Many people signed the World War I autograph album HT 27666, which most likely belonged to Elizabeth Louise Shelly (nee Floyd), the wife of Edmund 'Ned' Shelly from Adelaide. She sailed from Adelaide to join her solider husband in England in September-October 1916. Those who signed the album included Ned, his brother William, fellow soldiers and shipboard passengers. (Separate historical accounts have been written for Ned and Elizabeth, and for William.)
Sidney R. Dudley
Sidney or Sydney Dudley was a 27 year old assistant artist who sailed with the RMS Omrah to England. He boarded the ship in Sydney. Little information has been located about him except that he travelled on the Omrah and made two drawings in Elizabeth Shelly's autograph album. One of his drawings depicts a soldier waking through a doorway and carries the caption “Goodbye, maybe forever”.
John Joseph Shelly & Lillian Myrtle Shelly
John Joseph Shelly married Lillian Myrtle Shelly before the war. It's not known how he fits in to the Shelly family, but he is from the same area and Lillian made an entry in the album before it left Adelaide. It's likely that John was related to the rest of the Shelly's (possibly a cousin?). John left Australia in August 1916 (just two weeks before Elizabeth sailed with the RMS Omrah). He served for four months in France before he was put out of action by a gunshot wound to his hand. It was during his time in hospital in England that he made some entries to the album. John was later sent home to Australia and discharged in January 1918.
John Joseph Shelly died 8 August 1965. Lillian Myrtle Shelly died on 4 May 1969.
Robert George Downey Andrews
Robert George Downey Andrews was an English-born Western Australian soldier who passed through the camp at Weymouth in late 1916 and wrote in Elizabeth's album 24 November 1916, just a day before he shipped out to France. He went on to win the Military Medal and finished the war as a lieutenant.
George & Florence Trotman
George Trotman was an English-born soldier who joined the AIF in New South Wales in early 1914. He took part in the Gallipoli campaign and was wounded in the arm. He spent the next two years serving with the No 2 Command Depot in Weymouth, where he and his wife Florence signed the album on 30 October 1916. George was sent to the front in France in 1917 and was sent back to Australia and discharged in August 1918. After the war George Trotman spent most of his time in and out of hospitals before he died in 1951.
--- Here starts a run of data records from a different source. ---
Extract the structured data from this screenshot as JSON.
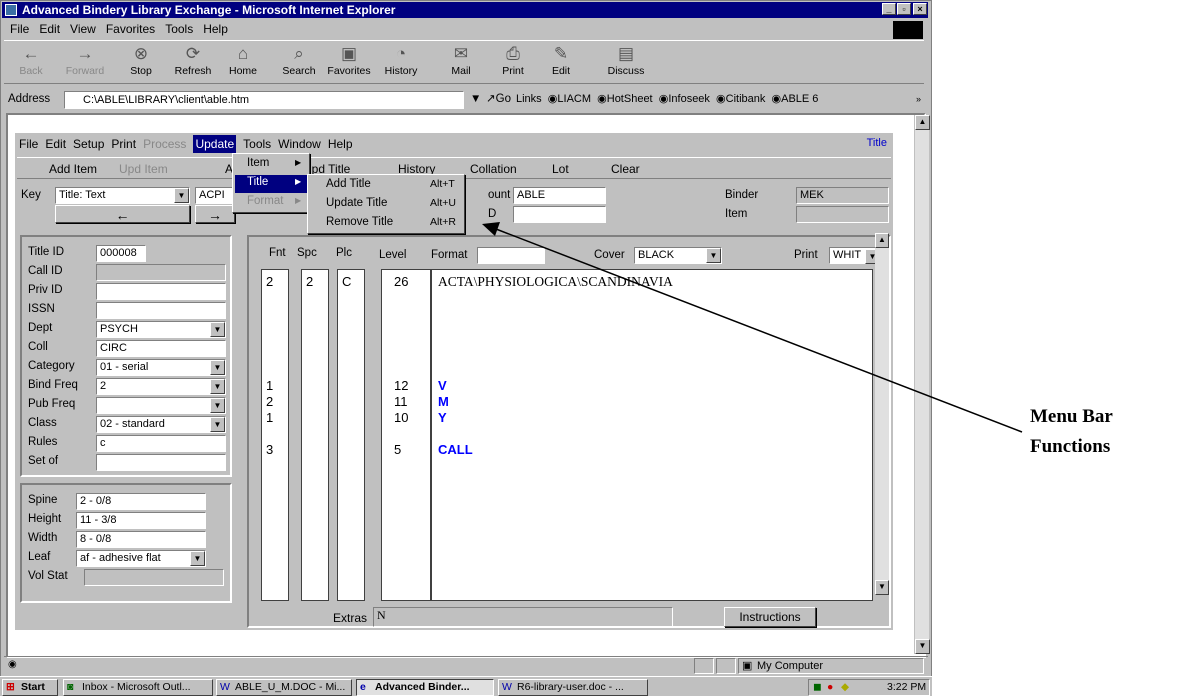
{
  "window": {
    "title": "Advanced Bindery Library Exchange - Microsoft Internet Explorer"
  },
  "ie_menu": [
    "File",
    "Edit",
    "View",
    "Favorites",
    "Tools",
    "Help"
  ],
  "toolbar": [
    {
      "label": "Back",
      "icon": "back-arrow-icon",
      "disabled": true
    },
    {
      "label": "Forward",
      "icon": "forward-arrow-icon",
      "disabled": true
    },
    {
      "label": "Stop",
      "icon": "stop-icon"
    },
    {
      "label": "Refresh",
      "icon": "refresh-icon"
    },
    {
      "label": "Home",
      "icon": "home-icon"
    },
    {
      "label": "Search",
      "icon": "search-icon"
    },
    {
      "label": "Favorites",
      "icon": "favorites-icon"
    },
    {
      "label": "History",
      "icon": "history-icon"
    },
    {
      "label": "Mail",
      "icon": "mail-icon"
    },
    {
      "label": "Print",
      "icon": "print-icon"
    },
    {
      "label": "Edit",
      "icon": "edit-icon"
    },
    {
      "label": "Discuss",
      "icon": "discuss-icon"
    }
  ],
  "address": {
    "label": "Address",
    "value": "C:\\ABLE\\LIBRARY\\client\\able.htm",
    "go": "Go",
    "links_label": "Links",
    "links": [
      "LIACM",
      "HotSheet",
      "Infoseek",
      "Citibank",
      "ABLE 6"
    ]
  },
  "app": {
    "menu": [
      "File",
      "Edit",
      "Setup",
      "Print",
      "Process",
      "Update",
      "Tools",
      "Window",
      "Help"
    ],
    "title_link": "Title",
    "buttons": [
      "Add Item",
      "Upd Item",
      "A",
      "Upd Title",
      "History",
      "Collation",
      "Lot",
      "Clear"
    ],
    "key_label": "Key",
    "key_value": "Title: Text",
    "key_value2": "ACPI",
    "account_label": "ount",
    "account_value": "ABLE",
    "id_label": "D",
    "binder_label": "Binder",
    "binder_value": "MEK",
    "item_label": "Item",
    "fields": [
      {
        "label": "Title ID",
        "value": "000008"
      },
      {
        "label": "Call ID",
        "value": ""
      },
      {
        "label": "Priv ID",
        "value": ""
      },
      {
        "label": "ISSN",
        "value": ""
      },
      {
        "label": "Dept",
        "value": "PSYCH"
      },
      {
        "label": "Coll",
        "value": "CIRC"
      },
      {
        "label": "Category",
        "value": "01 - serial"
      },
      {
        "label": "Bind Freq",
        "value": "2"
      },
      {
        "label": "Pub Freq",
        "value": ""
      },
      {
        "label": "Class",
        "value": "02 - standard"
      },
      {
        "label": "Rules",
        "value": "c"
      },
      {
        "label": "Set of",
        "value": ""
      }
    ],
    "dims": [
      {
        "label": "Spine",
        "value": "2 - 0/8"
      },
      {
        "label": "Height",
        "value": "11 - 3/8"
      },
      {
        "label": "Width",
        "value": "8 - 0/8"
      },
      {
        "label": "Leaf",
        "value": "af - adhesive flat"
      },
      {
        "label": "Vol Stat",
        "value": ""
      }
    ],
    "grid_headers": {
      "fnt": "Fnt",
      "spc": "Spc",
      "plc": "Plc",
      "level": "Level",
      "format": "Format",
      "cover": "Cover",
      "cover_value": "BLACK",
      "print": "Print",
      "print_value": "WHIT"
    },
    "rows": [
      {
        "fnt": "2",
        "spc": "2",
        "plc": "C",
        "level": "26",
        "text": "ACTA\\PHYSIOLOGICA\\SCANDINAVIA",
        "blue": false
      },
      {
        "fnt": "1",
        "spc": "",
        "plc": "",
        "level": "12",
        "text": "V",
        "blue": true
      },
      {
        "fnt": "2",
        "spc": "",
        "plc": "",
        "level": "11",
        "text": "M",
        "blue": true
      },
      {
        "fnt": "1",
        "spc": "",
        "plc": "",
        "level": "10",
        "text": "Y",
        "blue": true
      },
      {
        "fnt": "3",
        "spc": "",
        "plc": "",
        "level": "5",
        "text": "CALL",
        "blue": true
      }
    ],
    "extras_label": "Extras",
    "extras_value": "N",
    "instructions": "Instructions"
  },
  "update_menu": [
    "Item",
    "Title",
    "Format"
  ],
  "title_submenu": [
    {
      "label": "Add Title",
      "shortcut": "Alt+T"
    },
    {
      "label": "Update Title",
      "shortcut": "Alt+U"
    },
    {
      "label": "Remove Title",
      "shortcut": "Alt+R"
    }
  ],
  "status": {
    "zone": "My Computer"
  },
  "taskbar": {
    "start": "Start",
    "tasks": [
      "Inbox - Microsoft Outl...",
      "ABLE_U_M.DOC - Mi...",
      "Advanced Binder...",
      "R6-library-user.doc - ..."
    ],
    "time": "3:22 PM"
  },
  "annotation": {
    "line1": "Menu Bar",
    "line2": "Functions"
  }
}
William & Phillip Charles Martens
William and Phillip Charles Martens were brothers from Maitland in New South Wales.
The older brother, William, enlisted on 12 August 1915 and served in France, where he was wounded in the leg and in the chin in August 1916 and sent to England. While he was recuperating he passed through No 2 Command Depot in Weymouth and wrote a poem about the trenches in the album.
William Martens was killed in action on 7 June 1916 and is commemorated at the Menin Gate memorial in Ypres, Belgium.
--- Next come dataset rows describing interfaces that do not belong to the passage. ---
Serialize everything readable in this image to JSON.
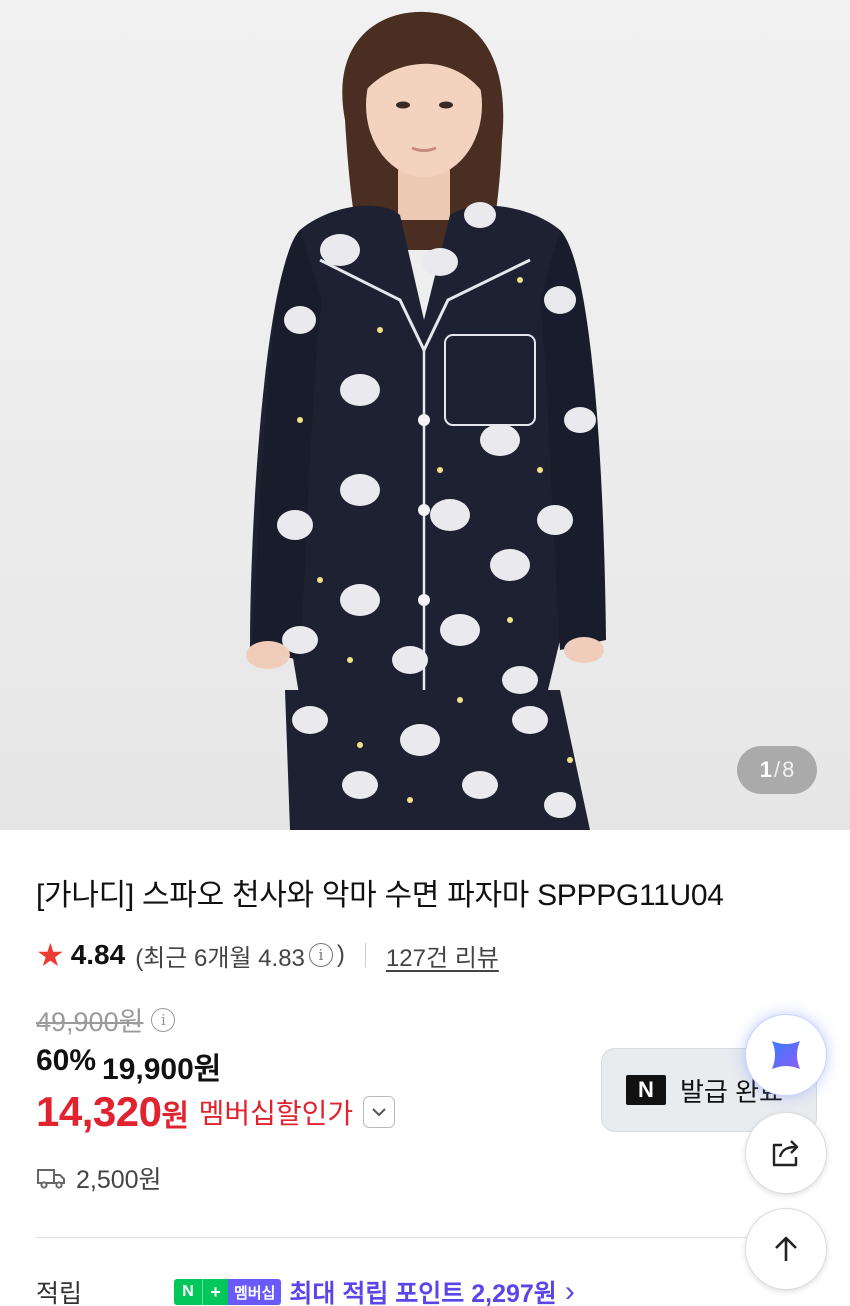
{
  "gallery": {
    "current": "1",
    "separator": "/",
    "total": "8"
  },
  "product": {
    "title": "[가나디] 스파오 천사와 악마 수면 파자마 SPPPG11U04"
  },
  "rating": {
    "star_icon": "star-icon",
    "score": "4.84",
    "recent_open": "(최근 6개월 4.83",
    "recent_close": ")",
    "info_glyph": "i",
    "reviews": "127건 리뷰"
  },
  "price": {
    "original": "49,900원",
    "discount_rate": "60%",
    "sale": "19,900원",
    "member_amount": "14,320",
    "member_unit": "원",
    "member_label": "멤버십할인가"
  },
  "shipping": {
    "icon": "truck-icon",
    "fee": "2,500원"
  },
  "points": {
    "label": "적립",
    "badge_n": "N",
    "badge_plus": "+",
    "badge_text": "멤버십",
    "text": "최대 적립 포인트 2,297원",
    "chevron": "›"
  },
  "coupon": {
    "logo": "N",
    "label": "발급 완료"
  },
  "floating": {
    "ai_icon": "sparkle-x-icon",
    "share_icon": "share-icon",
    "top_icon": "arrow-up-icon"
  },
  "colors": {
    "accent_red": "#e0232e",
    "star_red": "#ec3b33",
    "points_purple": "#5a45e8",
    "naver_green": "#03c75a"
  }
}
The younger brother, Phillip Charles, enlisted on 28 September 1914. He recived a gunshot wound in the right thumb during the Gallipoli campaign. He served with No 2 Command Depot from October 1916 until June 1917. During this time he made an undated entry in the album. From Weymouth he then went to the front in France where he was wounded in action in September 1918 and was shipped home to Australia. During his time in England Phillip married a girl named Florence May Martens, who made an entry in the album dated 1 November 1916 signed 'F m Martens'.
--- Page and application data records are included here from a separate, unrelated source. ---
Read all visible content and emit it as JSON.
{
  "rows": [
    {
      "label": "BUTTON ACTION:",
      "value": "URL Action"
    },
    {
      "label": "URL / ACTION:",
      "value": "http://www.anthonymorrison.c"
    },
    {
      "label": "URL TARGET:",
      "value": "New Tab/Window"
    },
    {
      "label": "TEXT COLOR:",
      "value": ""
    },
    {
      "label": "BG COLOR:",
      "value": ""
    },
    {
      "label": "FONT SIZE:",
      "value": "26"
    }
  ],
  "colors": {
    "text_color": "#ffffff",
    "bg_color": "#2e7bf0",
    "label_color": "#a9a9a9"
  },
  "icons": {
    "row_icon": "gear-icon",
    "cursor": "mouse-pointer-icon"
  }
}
George William Carless
George William was born in Plymouth, England and enlisted in Western Australia on 13 October 1914. He is listed as a batman for a Captain Knight during the Gallipoli campaign until August 1915, when he was admitted and shipped to England because of 'insanity'. He spent the rest of 1915 and most of 1916 at a military hospital in Camberwell in London before he was transferred to No 2 Command Depot in Weymouth where he served as a cook. On Easter Day 1916 he and his wife signed the album.
David Henry Thulborn
David Henry was from the same part of Adelaide as the Shellys and shares the same surname as Edmund Shelly's mother's maiden name, Thulborn. It is highly likely that he is closely related to the Shelly family. David Henry enlisted in March 1917, but according to his enlistment papers he had previously tried to enlist and been deemed unfit because of a hernia. He spent the rest of the war working in the ration stores at No 2 Command Depot in Weymouth where he signed the album on 13 January 1918. David Henry Thulborn died April 25th 1945. (Adelaide Advertiser - 28 April 1945)
Service records, National Archives of Australia